In April we also hosted a Commemoration of Glen Jacques, who worked at IHR reception from 2005 until 2021. Glen was a keen and talented model-maker and in 2020 he made a scale model of the IHR’s original building, a large timber-framed ‘hut’ standing in Malet Street. The model, which has been donated to the IHR, was shown for the first time at the event and now sits in the Common Room. We also unveiled a portrait of Glen which is now part of the IHR portrait gallery. The event recording is here. More information about the model is here and there is a video of Glen talking about the model here.

In May Andrew Rumsey, Bishop of Ramsbury, provided a fitting end to ‘Victoria County History Day’—a training day for community historians—with a public lecture on Another Country: How the English Parish Shaped a Nation. The lecture explored how the idea of ‘parish’ has contributed to our shared sense of identity and belonging. In a time when environmentalists and politicians alike are looking for sustainable models of community, he suggested that this ancient inheritance might point us to common ground. You can watch a recording of the lecture here.

Also in May, and this year funded by the Creighton Fund, we launched a new series—Conversations on History—in which we ask a public figure to tell us how the past has informed their working life or creative practice. Our opening conversation was entitled ‘The Power of Archives’ and featured J. Willgoose Esq., a founder member of the electronic/rock guitar band Public Service Broadcasting. PSB specialise in concept albums that represent and play with the past, whilst maintaining a strong connection to place and community. In this Conversation J. talked about how he has used archive material and why; how his practice has evolved as the band has grown; and specifically how the band weaves narratives through their albums with the use of samples culled from various historical sources. 
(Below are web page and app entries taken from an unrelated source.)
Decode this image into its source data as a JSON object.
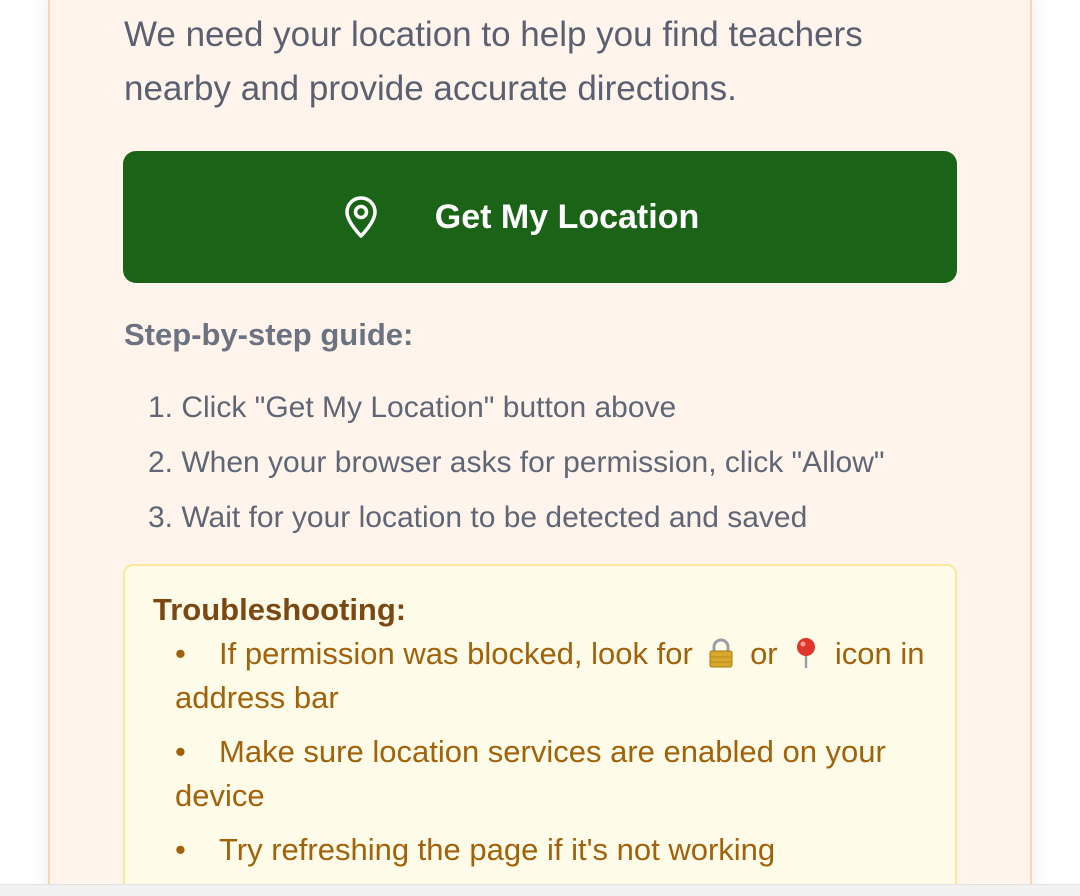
{
  "intro_text": "We need your location to help you find teachers nearby and provide accurate directions.",
  "location_button": {
    "label": "Get My Location",
    "icon": "map-pin-icon",
    "color": "#1b6417"
  },
  "guide": {
    "title": "Step-by-step guide:",
    "steps": [
      "1. Click \"Get My Location\" button above",
      "2. When your browser asks for permission, click \"Allow\"",
      "3. Wait for your location to be detected and saved"
    ]
  },
  "troubleshooting": {
    "title": "Troubleshooting:",
    "bullet": "•",
    "item1_before": "If permission was blocked, look for",
    "item1_or": "or",
    "item1_after": "icon in address bar",
    "item1_icons": [
      "lock-icon",
      "pushpin-icon"
    ],
    "item2": "Make sure location services are enabled on your device",
    "item3": "Try refreshing the page if it's not working"
  },
  "colors": {
    "card_background": "#fff4eb",
    "tip_background": "#fefbe8",
    "tip_text": "#a1620b"
  }
}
On 19th June our AHRC-funded Windrush Project ran a conference on The Windrush Scandal in a Transnational and Commonwealth Context to explore the Windrush Scandal, which saw members of the Windrush community arrested, detained, and in some cases deported, despite having every right to remain in the UK. The conference examined how the scandal was possible and what its impact is likely to be. It was followed by an evening event in which we celebrated the contribution of the Windrush Generation: Remembering the Ship in Citizenship: an evening with John Agard. You can read more about the day later in the bulletin.
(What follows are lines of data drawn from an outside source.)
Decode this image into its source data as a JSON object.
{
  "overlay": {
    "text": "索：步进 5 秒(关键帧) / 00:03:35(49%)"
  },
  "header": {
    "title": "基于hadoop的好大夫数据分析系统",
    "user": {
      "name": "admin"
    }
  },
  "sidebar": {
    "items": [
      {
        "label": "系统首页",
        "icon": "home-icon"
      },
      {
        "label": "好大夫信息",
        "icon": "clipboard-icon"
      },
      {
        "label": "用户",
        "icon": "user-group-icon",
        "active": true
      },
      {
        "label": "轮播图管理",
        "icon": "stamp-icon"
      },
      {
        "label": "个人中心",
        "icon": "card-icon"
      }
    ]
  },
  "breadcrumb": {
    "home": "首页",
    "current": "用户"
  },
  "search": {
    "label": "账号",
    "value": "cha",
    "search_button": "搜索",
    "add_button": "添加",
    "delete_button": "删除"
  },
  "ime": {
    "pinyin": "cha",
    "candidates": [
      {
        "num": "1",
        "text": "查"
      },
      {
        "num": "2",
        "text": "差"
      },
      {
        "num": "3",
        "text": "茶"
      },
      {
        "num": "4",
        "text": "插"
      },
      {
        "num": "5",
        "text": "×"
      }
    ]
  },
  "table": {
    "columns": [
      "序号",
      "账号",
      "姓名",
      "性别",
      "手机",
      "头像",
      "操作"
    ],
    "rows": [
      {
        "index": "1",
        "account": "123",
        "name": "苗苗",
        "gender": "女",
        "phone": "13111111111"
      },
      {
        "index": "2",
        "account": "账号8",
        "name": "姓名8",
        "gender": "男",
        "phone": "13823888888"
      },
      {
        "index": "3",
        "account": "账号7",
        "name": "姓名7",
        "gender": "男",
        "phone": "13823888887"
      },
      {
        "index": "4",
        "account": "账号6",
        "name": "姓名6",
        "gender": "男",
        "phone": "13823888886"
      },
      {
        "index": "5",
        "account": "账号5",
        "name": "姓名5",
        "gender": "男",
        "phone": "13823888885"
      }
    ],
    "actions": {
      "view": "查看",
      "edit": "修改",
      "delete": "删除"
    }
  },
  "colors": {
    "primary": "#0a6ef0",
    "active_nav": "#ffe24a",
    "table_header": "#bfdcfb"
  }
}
Events led by postgraduate students or early career researchers include: Waseem Ahmed’s postgraduate-led conference on ‘Christopher Hill and the English Revolution: 50 Years after The World Turned Upside Down’ (February) and Juanita Cox’s collaboration with the Oral History Society on the series ‘In Dialogue at the IHR: The Oral History Society@50’, which included an in-conversation with the Young Historians Project. In June, we collaborated with the Parkes Institute, University of Southampton, on an International Graduate Conference. The two-day conference, entitled ‘Experiencing and Imagining Jewish/non-Jewish Relations’, provided the opportunity for postgraduate students and early career researchers from around the world to network and present their research among fellow academics.
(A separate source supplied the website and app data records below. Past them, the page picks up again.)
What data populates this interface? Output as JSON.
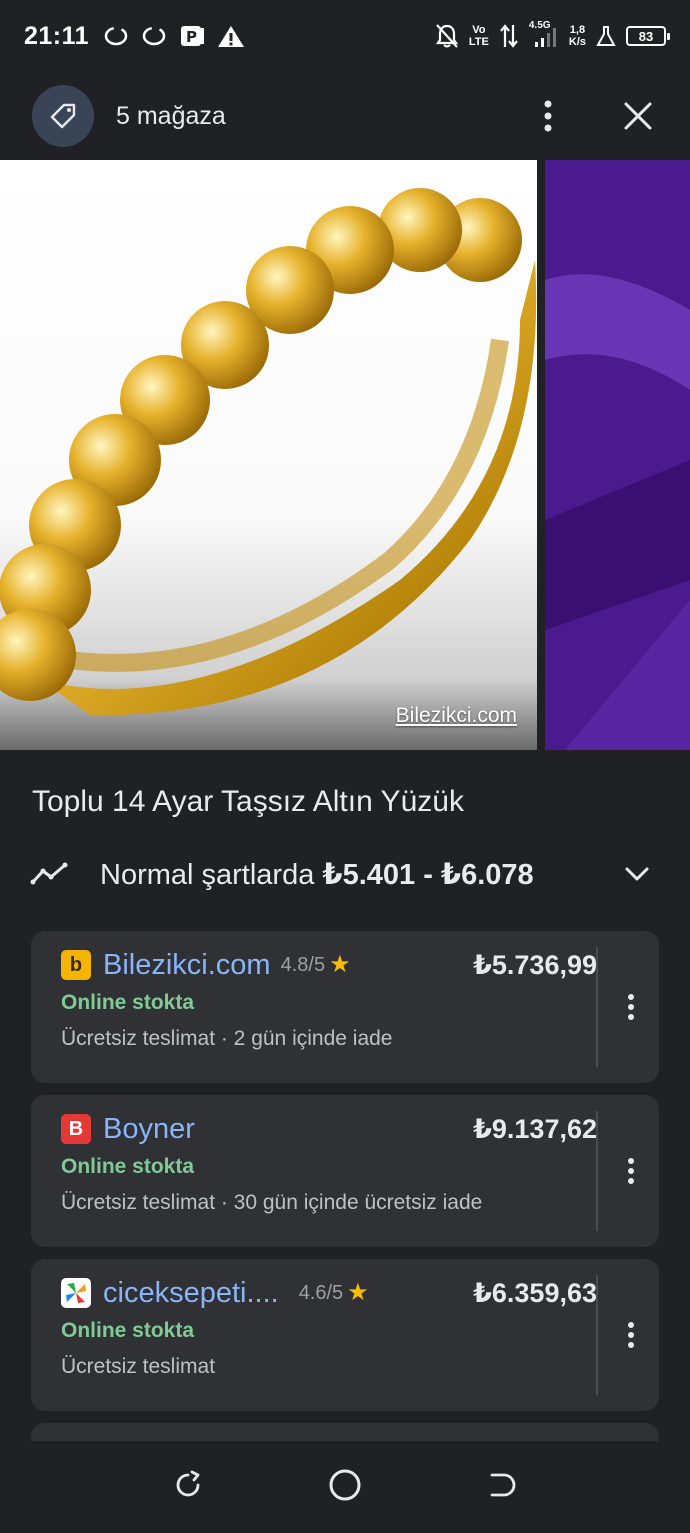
{
  "status_bar": {
    "time": "21:11",
    "net_type_top": "Vo",
    "net_type_bottom": "LTE",
    "signal_label": "4.5G",
    "speed_top": "1,8",
    "speed_bottom": "K/s",
    "battery": "83"
  },
  "header": {
    "title": "5 mağaza"
  },
  "gallery": {
    "source": "Bilezikci.com"
  },
  "product": {
    "title": "Toplu 14 Ayar Taşsız Altın Yüzük",
    "price_prefix": "Normal şartlarda",
    "price_range": "₺5.401 - ₺6.078"
  },
  "offers": [
    {
      "logo_letter": "b",
      "logo_bg": "#f4b400",
      "logo_fg": "#3c2a00",
      "store": "Bilezikci.com",
      "rating": "4.8/5",
      "price": "₺5.736,99",
      "stock": "Online stokta",
      "delivery": "Ücretsiz teslimat · 2 gün içinde iade"
    },
    {
      "logo_letter": "B",
      "logo_bg": "#e53935",
      "logo_fg": "#ffffff",
      "store": "Boyner",
      "rating": "",
      "price": "₺9.137,62",
      "stock": "Online stokta",
      "delivery": "Ücretsiz teslimat · 30 gün içinde ücretsiz iade"
    },
    {
      "logo_letter": "",
      "logo_bg": "#ffffff",
      "logo_fg": "#000000",
      "store": "ciceksepeti....",
      "rating": "4.6/5",
      "price": "₺6.359,63",
      "stock": "Online stokta",
      "delivery": "Ücretsiz teslimat"
    }
  ],
  "colors": {
    "background": "#202124",
    "card": "#303134",
    "link": "#8ab4f8",
    "stock_green": "#81c995",
    "star": "#fbbc04"
  }
}
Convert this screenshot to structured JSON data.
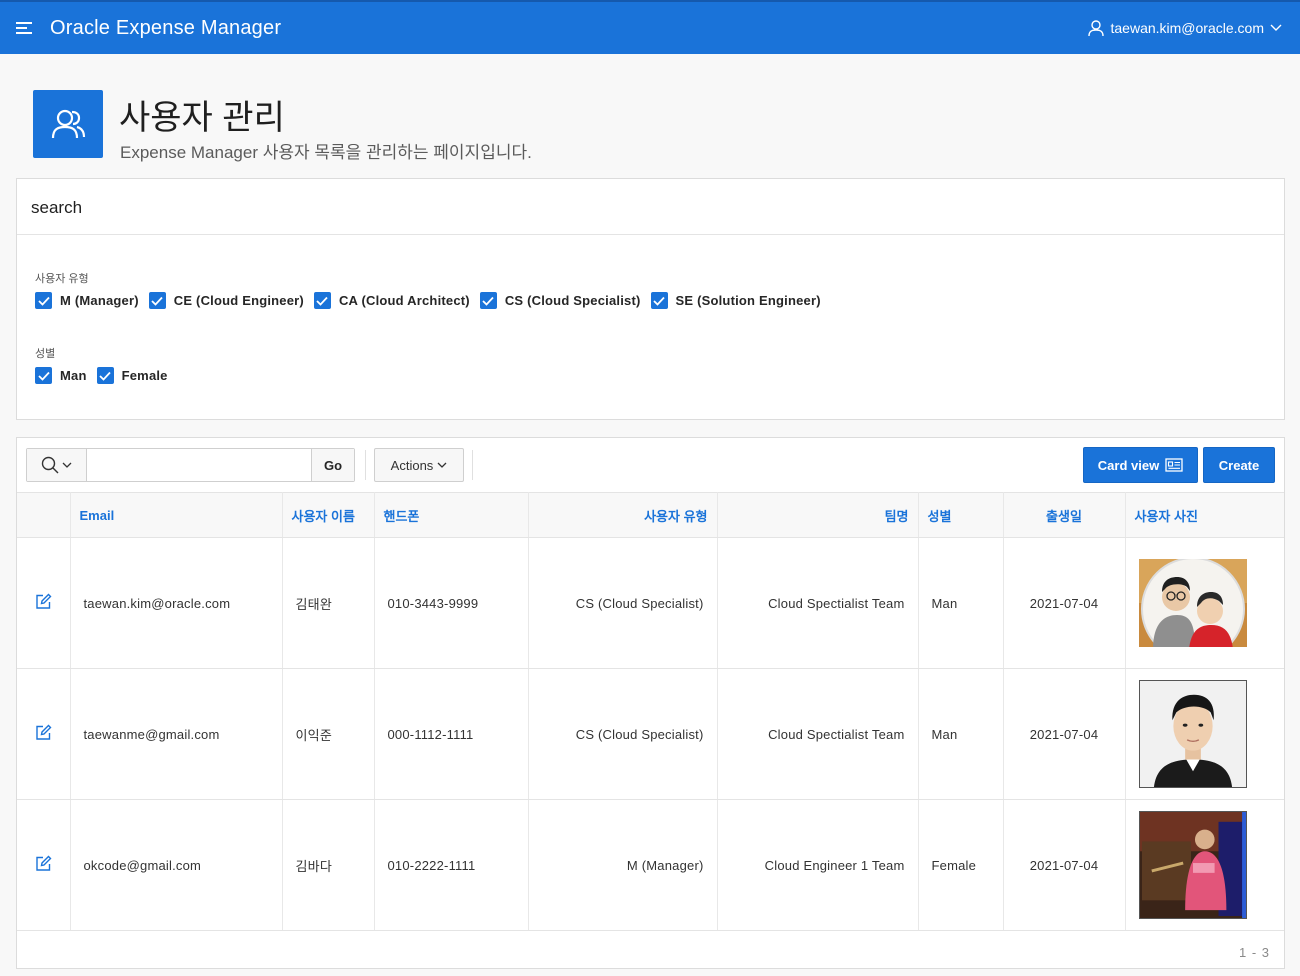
{
  "header": {
    "app_title": "Oracle Expense Manager",
    "user_email": "taewan.kim@oracle.com",
    "icons": {
      "menu": "hamburger-icon",
      "user": "user-icon",
      "dropdown": "chevron-down-icon"
    }
  },
  "hero": {
    "title": "사용자 관리",
    "description": "Expense Manager 사용자 목록을 관리하는 페이지입니다.",
    "icon": "users-icon"
  },
  "search": {
    "header": "search",
    "facets": [
      {
        "label": "사용자 유형",
        "options": [
          {
            "label": "M (Manager)",
            "checked": true
          },
          {
            "label": "CE (Cloud Engineer)",
            "checked": true
          },
          {
            "label": "CA (Cloud Architect)",
            "checked": true
          },
          {
            "label": "CS (Cloud Specialist)",
            "checked": true
          },
          {
            "label": "SE (Solution Engineer)",
            "checked": true
          }
        ]
      },
      {
        "label": "성별",
        "options": [
          {
            "label": "Man",
            "checked": true
          },
          {
            "label": "Female",
            "checked": true
          }
        ]
      }
    ]
  },
  "toolbar": {
    "search_value": "",
    "go_label": "Go",
    "actions_label": "Actions",
    "card_view_label": "Card view",
    "create_label": "Create",
    "accent_color": "#1a73d9"
  },
  "table": {
    "columns": [
      "Email",
      "사용자 이름",
      "핸드폰",
      "사용자 유형",
      "팀명",
      "성별",
      "출생일",
      "사용자 사진"
    ],
    "rows": [
      {
        "email": "taewan.kim@oracle.com",
        "name": "김태완",
        "phone": "010-3443-9999",
        "type": "CS (Cloud Specialist)",
        "team": "Cloud Spectialist Team",
        "gender": "Man",
        "birth": "2021-07-04",
        "photo": "photo-round-portrait"
      },
      {
        "email": "taewanme@gmail.com",
        "name": "이익준",
        "phone": "000-1112-1111",
        "type": "CS (Cloud Specialist)",
        "team": "Cloud Spectialist Team",
        "gender": "Man",
        "birth": "2021-07-04",
        "photo": "photo-headshot"
      },
      {
        "email": "okcode@gmail.com",
        "name": "김바다",
        "phone": "010-2222-1111",
        "type": "M (Manager)",
        "team": "Cloud Engineer 1 Team",
        "gender": "Female",
        "birth": "2021-07-04",
        "photo": "photo-presenter"
      }
    ],
    "pagination": "1 - 3"
  }
}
We continue to support the activities of History Lab and the newly re-energised History Lab Plus, which held an in-person event at the IHR on ‘Community and Collaboration’ in January and an online event on ‘Life After the PhD’ in March. Another event in Manchester Central Library on ‘Historians/Audience/Communities’ took place in June, and they will host a two-day conference on ‘Making History’ in Senate House  in July. History Lab Plus is very busy mobilising Regional Hubs and events too. We have also been working with Olivia Wyatt and Deanna Lyncook from QMUL on a two day PGR-run conference on ‘The Issue of Truth: representing Black British History’ which will take place in the IHR  21st-22nd September 2023.